You are not a hero. But something terrible happened. And now you are locked up in a dark prison cell. Will there be torture? Are you left here to rot? When you see a small chance, you decide to take it and try to Escape the Dark Castle.
In the solo game, you manage two characters. Each only brings their strength, wit and wisdom - represented by one die having a combination of these traits on the sides. You may want to pair up a strong person with a cunning one for example, to be better prepared for the terrors ahead. And hope you'll wing it when it comes to being wise.
Every adventure has you flipping 15 chapter cards. They may contain an encounter, or a challenge. There may be a trap. You resolve them by rolling dice. Mechanically it's simply "match the enemy dice". But that's not what this game is about. It's about the mood it sets and the story it tells. The illustrations and writing are great.
Usually you need a few rounds to complete a chapter, losing health until you succeed. If you win a fight against an enemy, you'll get loot. A rusty sword perhaps, or a rotten apple. It may help you survive long enough to face the final boss. The fearsome fiend that put you in your cell.
And then you'll probably die. But most of the time you will have been caught or killed long before.
There are 45 chapter cards in the box, and three bosses, so you can set up three games before you have to reshuffle. They'll take 20 minutes each. Then there are three expansions, each adding a boss, 15 chapter cards and new mechanics. I especially enjoyed Scourge of the Undead Queen, that adds companions and a very dangerous spellbook. There's a collector's box that makes the game bigger than Gloomhaven, which I thought was very funny.

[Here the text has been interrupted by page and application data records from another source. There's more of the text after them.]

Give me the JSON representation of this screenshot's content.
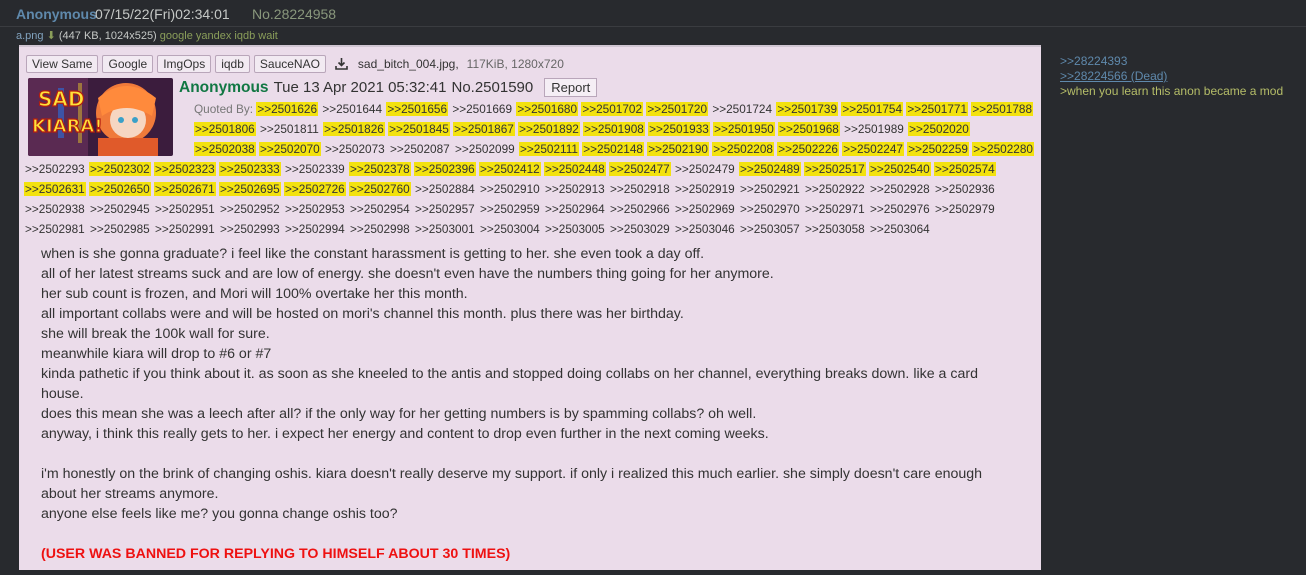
{
  "outer": {
    "name": "Anonymous",
    "date": "07/15/22(Fri)02:34:01",
    "no_label": "No.",
    "no": "28224958",
    "file_name": "a.png",
    "file_info": "(447 KB, 1024x525)",
    "file_links": "google yandex iqdb wait"
  },
  "toolbar": {
    "buttons": [
      "View Same",
      "Google",
      "ImgOps",
      "iqdb",
      "SauceNAO"
    ],
    "file_name": "sad_bitch_004.jpg,",
    "file_meta": "117KiB, 1280x720"
  },
  "thumbnail": {
    "text_line1": "SAD",
    "text_line2": "KIARA!"
  },
  "post": {
    "name": "Anonymous",
    "date": "Tue 13 Apr 2021 05:32:41",
    "no": "No.2501590",
    "report": "Report"
  },
  "quoted_label": "Quoted By:",
  "quotes": [
    {
      "t": ">>2501626",
      "h": true
    },
    {
      "t": ">>2501644",
      "h": false
    },
    {
      "t": ">>2501656",
      "h": true
    },
    {
      "t": ">>2501669",
      "h": false
    },
    {
      "t": ">>2501680",
      "h": true
    },
    {
      "t": ">>2501702",
      "h": true
    },
    {
      "t": ">>2501720",
      "h": true
    },
    {
      "t": ">>2501724",
      "h": false
    },
    {
      "t": ">>2501739",
      "h": true
    },
    {
      "t": ">>2501754",
      "h": true
    },
    {
      "t": ">>2501771",
      "h": true
    },
    {
      "t": ">>2501788",
      "h": true
    },
    {
      "t": ">>2501806",
      "h": true
    },
    {
      "t": ">>2501811",
      "h": false
    },
    {
      "t": ">>2501826",
      "h": true
    },
    {
      "t": ">>2501845",
      "h": true
    },
    {
      "t": ">>2501867",
      "h": true
    },
    {
      "t": ">>2501892",
      "h": true
    },
    {
      "t": ">>2501908",
      "h": true
    },
    {
      "t": ">>2501933",
      "h": true
    },
    {
      "t": ">>2501950",
      "h": true
    },
    {
      "t": ">>2501968",
      "h": true
    },
    {
      "t": ">>2501989",
      "h": false
    },
    {
      "t": ">>2502020",
      "h": true
    },
    {
      "t": ">>2502038",
      "h": true
    },
    {
      "t": ">>2502070",
      "h": true
    },
    {
      "t": ">>2502073",
      "h": false
    },
    {
      "t": ">>2502087",
      "h": false
    },
    {
      "t": ">>2502099",
      "h": false
    },
    {
      "t": ">>2502111",
      "h": true
    },
    {
      "t": ">>2502148",
      "h": true
    },
    {
      "t": ">>2502190",
      "h": true
    },
    {
      "t": ">>2502208",
      "h": true
    },
    {
      "t": ">>2502226",
      "h": true
    },
    {
      "t": ">>2502247",
      "h": true
    },
    {
      "t": ">>2502259",
      "h": true
    },
    {
      "t": ">>2502280",
      "h": true
    },
    {
      "t": ">>2502293",
      "h": false
    },
    {
      "t": ">>2502302",
      "h": true
    },
    {
      "t": ">>2502323",
      "h": true
    },
    {
      "t": ">>2502333",
      "h": true
    },
    {
      "t": ">>2502339",
      "h": false
    },
    {
      "t": ">>2502378",
      "h": true
    },
    {
      "t": ">>2502396",
      "h": true
    },
    {
      "t": ">>2502412",
      "h": true
    },
    {
      "t": ">>2502448",
      "h": true
    },
    {
      "t": ">>2502477",
      "h": true
    },
    {
      "t": ">>2502479",
      "h": false
    },
    {
      "t": ">>2502489",
      "h": true
    },
    {
      "t": ">>2502517",
      "h": true
    },
    {
      "t": ">>2502540",
      "h": true
    },
    {
      "t": ">>2502574",
      "h": true
    },
    {
      "t": ">>2502631",
      "h": true
    },
    {
      "t": ">>2502650",
      "h": true
    },
    {
      "t": ">>2502671",
      "h": true
    },
    {
      "t": ">>2502695",
      "h": true
    },
    {
      "t": ">>2502726",
      "h": true
    },
    {
      "t": ">>2502760",
      "h": true
    },
    {
      "t": ">>2502884",
      "h": false
    },
    {
      "t": ">>2502910",
      "h": false
    },
    {
      "t": ">>2502913",
      "h": false
    },
    {
      "t": ">>2502918",
      "h": false
    },
    {
      "t": ">>2502919",
      "h": false
    },
    {
      "t": ">>2502921",
      "h": false
    },
    {
      "t": ">>2502922",
      "h": false
    },
    {
      "t": ">>2502928",
      "h": false
    },
    {
      "t": ">>2502936",
      "h": false
    },
    {
      "t": ">>2502938",
      "h": false
    },
    {
      "t": ">>2502945",
      "h": false
    },
    {
      "t": ">>2502951",
      "h": false
    },
    {
      "t": ">>2502952",
      "h": false
    },
    {
      "t": ">>2502953",
      "h": false
    },
    {
      "t": ">>2502954",
      "h": false
    },
    {
      "t": ">>2502957",
      "h": false
    },
    {
      "t": ">>2502959",
      "h": false
    },
    {
      "t": ">>2502964",
      "h": false
    },
    {
      "t": ">>2502966",
      "h": false
    },
    {
      "t": ">>2502969",
      "h": false
    },
    {
      "t": ">>2502970",
      "h": false
    },
    {
      "t": ">>2502971",
      "h": false
    },
    {
      "t": ">>2502976",
      "h": false
    },
    {
      "t": ">>2502979",
      "h": false
    },
    {
      "t": ">>2502981",
      "h": false
    },
    {
      "t": ">>2502985",
      "h": false
    },
    {
      "t": ">>2502991",
      "h": false
    },
    {
      "t": ">>2502993",
      "h": false
    },
    {
      "t": ">>2502994",
      "h": false
    },
    {
      "t": ">>2502998",
      "h": false
    },
    {
      "t": ">>2503001",
      "h": false
    },
    {
      "t": ">>2503004",
      "h": false
    },
    {
      "t": ">>2503005",
      "h": false
    },
    {
      "t": ">>2503029",
      "h": false
    },
    {
      "t": ">>2503046",
      "h": false
    },
    {
      "t": ">>2503057",
      "h": false
    },
    {
      "t": ">>2503058",
      "h": false
    },
    {
      "t": ">>2503064",
      "h": false
    }
  ],
  "body": {
    "lines": [
      "when is she gonna graduate? i feel like the constant harassment is getting to her. she even took a day off.",
      "all of her latest streams suck and are low of energy. she doesn't even have the numbers thing going for her anymore.",
      "her sub count is frozen, and Mori will 100% overtake her this month.",
      "all important collabs were and will be hosted on mori's channel this month. plus there was her birthday.",
      "she will break the 100k wall for sure.",
      "meanwhile kiara will drop to #6 or #7",
      "kinda pathetic if you think about it. as soon as she kneeled to the antis and stopped doing collabs on her channel, everything breaks down. like a card house.",
      "does this mean she was a leech after all? if the only way for her getting numbers is by spamming collabs? oh well.",
      "anyway, i think this really gets to her. i expect her energy and content to drop even further in the next coming weeks.",
      "",
      "i'm honestly on the brink of changing oshis. kiara doesn't really deserve my support. if only i realized this much earlier. she simply doesn't care enough about her streams anymore.",
      "anyone else feels like me? you gonna change oshis too?",
      ""
    ],
    "banned": "(USER WAS BANNED FOR REPLYING TO HIMSELF ABOUT 30 TIMES)"
  },
  "right_column": {
    "link1": ">>28224393",
    "link2": ">>28224566 (Dead)",
    "greentext": ">when you learn this anon became a mod"
  },
  "colors": {
    "background": "#282a2e",
    "post_bg": "#ebdcea",
    "highlight": "#f3e20e",
    "name_green": "#117743",
    "banned_red": "#ee1111"
  }
}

It also contains extra bosses and cards that add a trait to your characters (while they are flaws, they can really help you out).
The best expansions, however, are two companion books. Tales from the Dark contains a horror folk story for every character, telling how they ended up in their dark cell, and introductions for each boss. When you lose a game, you can look up the fatal chapter card in The Death Book, which provides a fitting epilogue, making every adventure even more thematic.

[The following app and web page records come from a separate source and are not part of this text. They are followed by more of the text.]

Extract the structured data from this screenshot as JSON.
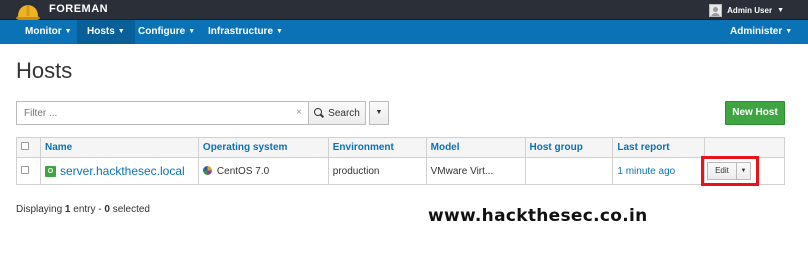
{
  "brand": {
    "name": "FOREMAN"
  },
  "user_menu": {
    "name": "Admin User"
  },
  "nav": {
    "items": [
      {
        "label": "Monitor"
      },
      {
        "label": "Hosts"
      },
      {
        "label": "Configure"
      },
      {
        "label": "Infrastructure"
      }
    ],
    "right": {
      "label": "Administer"
    }
  },
  "page": {
    "title": "Hosts"
  },
  "search": {
    "placeholder": "Filter ...",
    "clear_glyph": "×",
    "button_label": "Search"
  },
  "actions": {
    "new_host_label": "New Host",
    "edit_label": "Edit"
  },
  "table": {
    "headers": [
      "Name",
      "Operating system",
      "Environment",
      "Model",
      "Host group",
      "Last report"
    ],
    "rows": [
      {
        "status_letter": "O",
        "name": "server.hackthesec.local",
        "os": "CentOS 7.0",
        "environment": "production",
        "model": "VMware Virt...",
        "host_group": "",
        "last_report": "1 minute ago"
      }
    ]
  },
  "footer": {
    "prefix": "Displaying",
    "count": "1",
    "middle": "entry -",
    "selected": "0",
    "suffix": "selected"
  },
  "watermark": {
    "text": "www.hackthesec.co.in"
  },
  "colors": {
    "topbar": "#2a2f38",
    "navbar": "#0b72b5",
    "primary_button": "#3fa542",
    "link": "#0b72b5",
    "highlight": "#e8121a"
  }
}
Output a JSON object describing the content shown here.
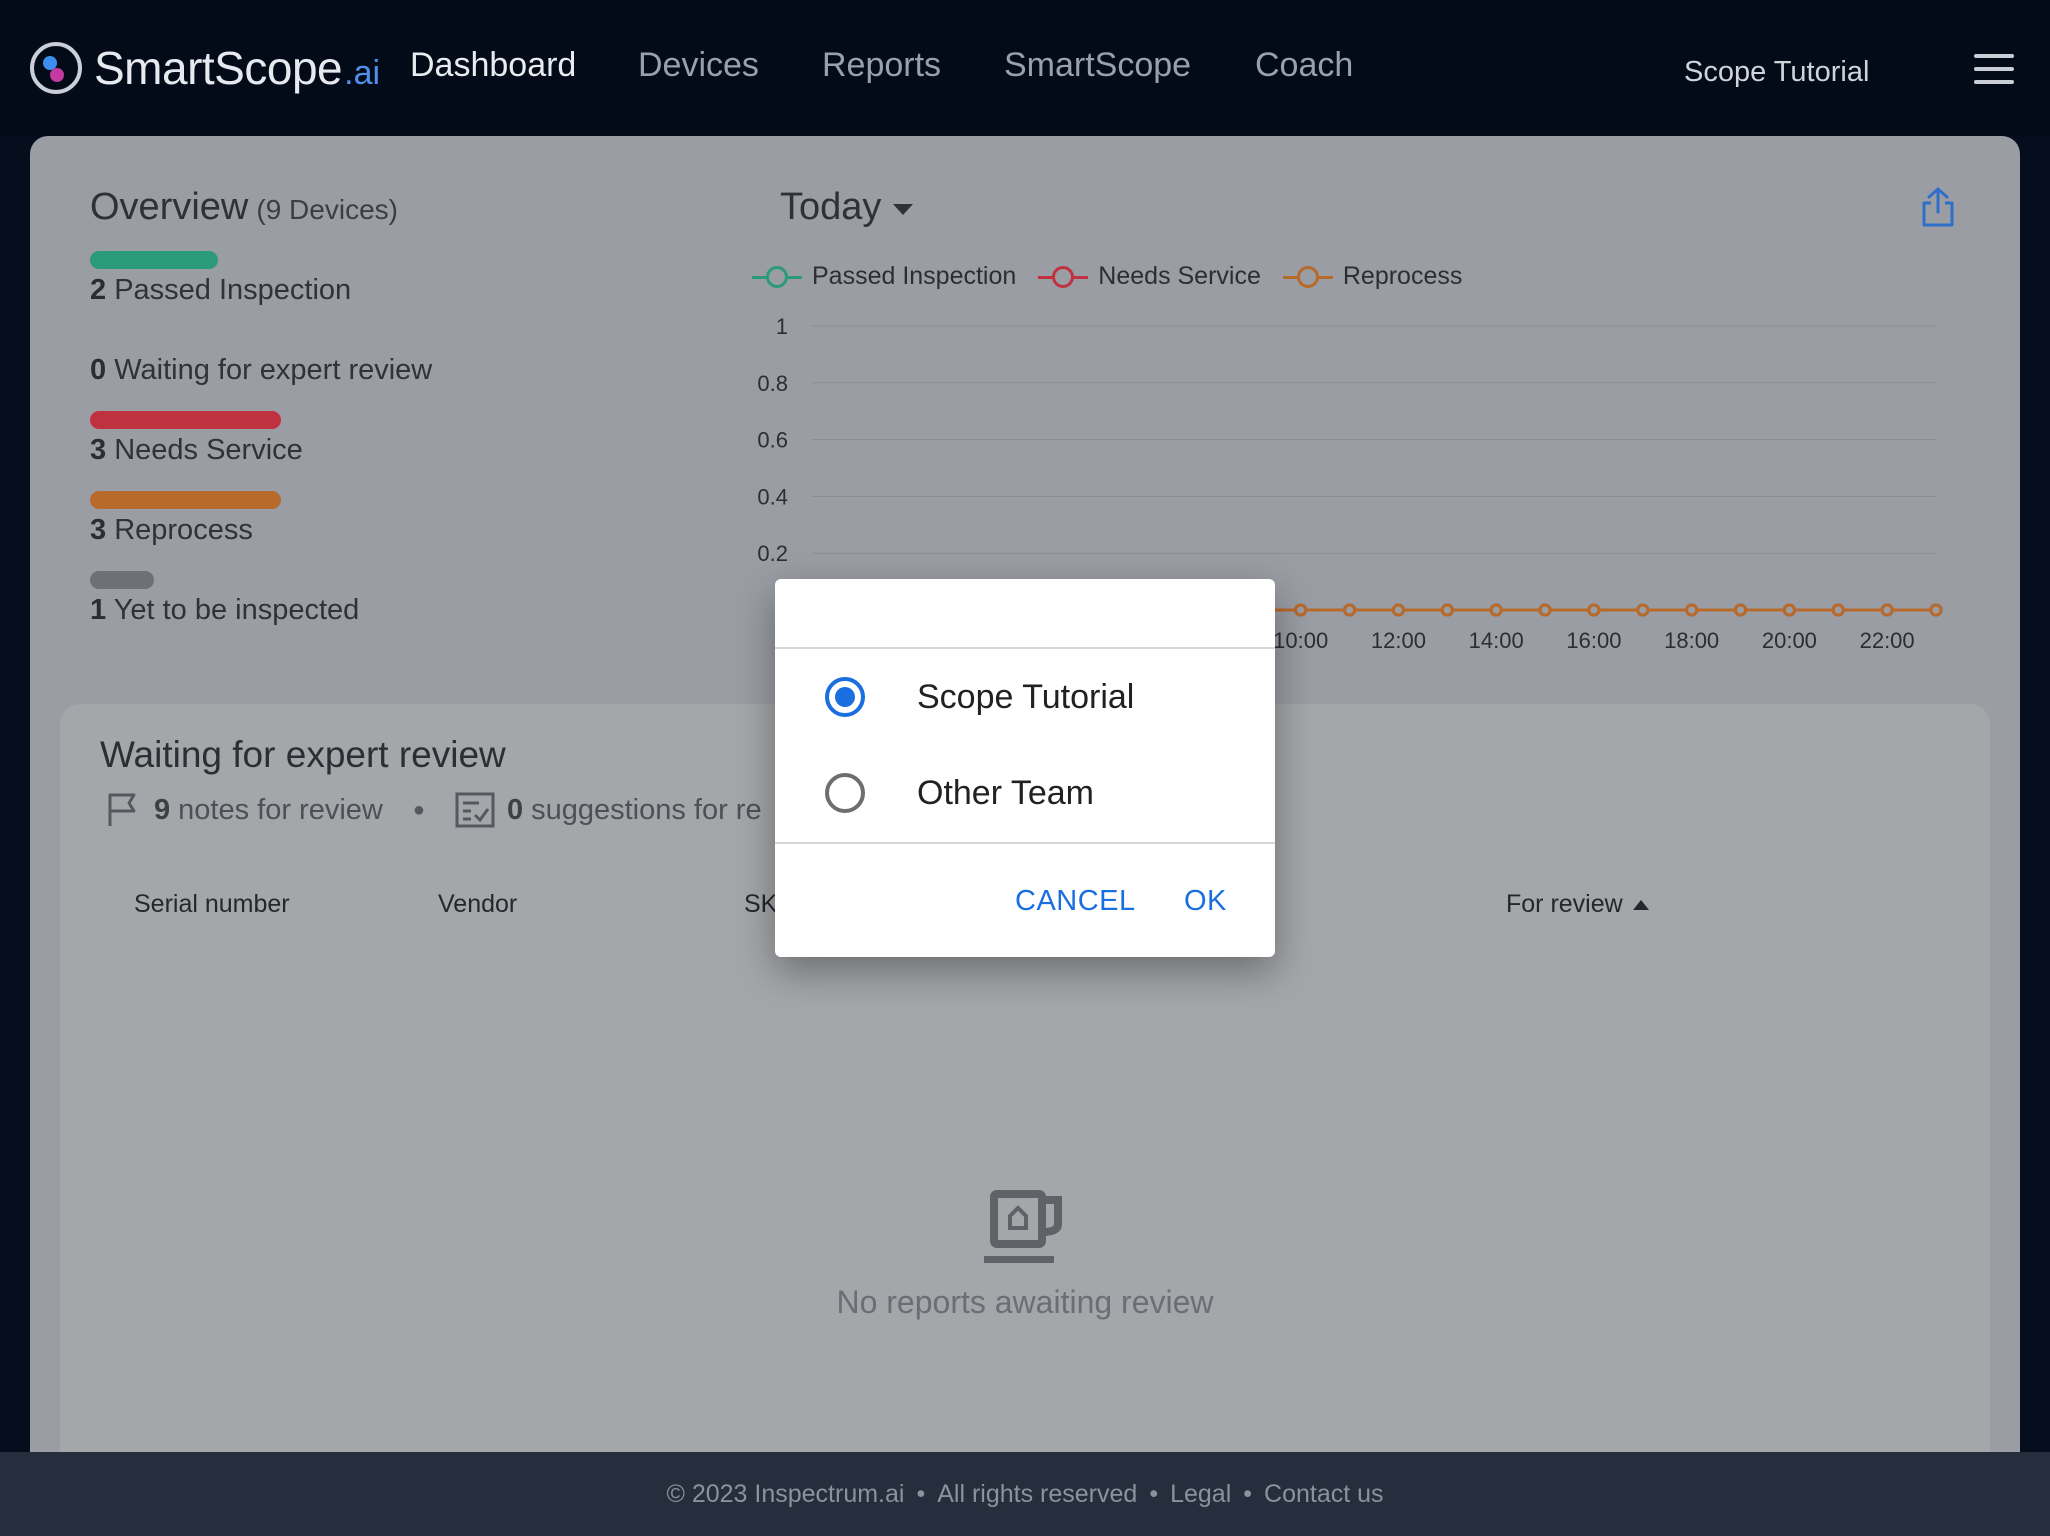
{
  "nav": {
    "logo_main": "SmartScope",
    "logo_suffix": ".ai",
    "links": [
      {
        "label": "Dashboard",
        "active": true
      },
      {
        "label": "Devices"
      },
      {
        "label": "Reports"
      },
      {
        "label": "SmartScope"
      },
      {
        "label": "Coach"
      }
    ],
    "team": "Scope Tutorial"
  },
  "overview": {
    "title": "Overview",
    "device_count": "(9 Devices)",
    "stats": [
      {
        "count": "2",
        "label": "Passed Inspection",
        "color": "#2a9a78",
        "fraction": 0.22
      },
      {
        "count": "0",
        "label": "Waiting for expert review",
        "color": "",
        "fraction": 0
      },
      {
        "count": "3",
        "label": "Needs Service",
        "color": "#c0323f",
        "fraction": 0.33
      },
      {
        "count": "3",
        "label": "Reprocess",
        "color": "#b86a2a",
        "fraction": 0.33
      },
      {
        "count": "1",
        "label": "Yet to be inspected",
        "color": "#6e7075",
        "fraction": 0.11
      }
    ]
  },
  "range": {
    "label": "Today"
  },
  "chart_data": {
    "type": "line",
    "x": [
      "00:00",
      "01:00",
      "02:00",
      "03:00",
      "04:00",
      "05:00",
      "06:00",
      "07:00",
      "08:00",
      "09:00",
      "10:00",
      "11:00",
      "12:00",
      "13:00",
      "14:00",
      "15:00",
      "16:00",
      "17:00",
      "18:00",
      "19:00",
      "20:00",
      "21:00",
      "22:00",
      "23:00"
    ],
    "x_tick_labels": [
      "10:00",
      "12:00",
      "14:00",
      "16:00",
      "18:00",
      "20:00",
      "22:00"
    ],
    "ylim": [
      0,
      1
    ],
    "y_ticks": [
      "1",
      "0.8",
      "0.6",
      "0.4",
      "0.2"
    ],
    "grid": true,
    "legend_position": "top-left",
    "series": [
      {
        "name": "Passed Inspection",
        "color": "#2a9a78",
        "values": [
          0,
          0,
          0,
          0,
          0,
          0,
          0,
          0,
          0,
          0,
          0,
          0,
          0,
          0,
          0,
          0,
          0,
          0,
          0,
          0,
          0,
          0,
          0,
          0
        ]
      },
      {
        "name": "Needs Service",
        "color": "#c0323f",
        "values": [
          0,
          0,
          0,
          0,
          0,
          0,
          0,
          0,
          0,
          0,
          0,
          0,
          0,
          0,
          0,
          0,
          0,
          0,
          0,
          0,
          0,
          0,
          0,
          0
        ]
      },
      {
        "name": "Reprocess",
        "color": "#b86a2a",
        "values": [
          0,
          0,
          0,
          0,
          0,
          0,
          0,
          0,
          0,
          0,
          0,
          0,
          0,
          0,
          0,
          0,
          0,
          0,
          0,
          0,
          0,
          0,
          0,
          0
        ]
      }
    ]
  },
  "review": {
    "title": "Waiting for expert review",
    "notes_count": "9",
    "notes_label": "notes for review",
    "suggestions_count": "0",
    "suggestions_label": "suggestions for re",
    "columns": [
      "Serial number",
      "Vendor",
      "SK",
      "For review"
    ],
    "empty_text": "No reports awaiting review"
  },
  "footer": {
    "copyright": "© 2023 Inspectrum.ai",
    "rights": "All rights reserved",
    "legal": "Legal",
    "contact": "Contact us"
  },
  "dialog": {
    "options": [
      {
        "label": "Scope Tutorial",
        "checked": true
      },
      {
        "label": "Other Team",
        "checked": false
      }
    ],
    "cancel": "CANCEL",
    "ok": "OK"
  }
}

The game is a lot of fun, and for someone who really dislikes narrative games, surprisingly immersive. A SF follow-up, Escape the Dark Sector, is being delivered to KS backers right now and is available for preorder on the Themeborne website. I did not back it, as I thought who needs two, but I keep coming back to The Dark Castle, so ehm, let's go looking for a playthrough. To postpone the inevitable.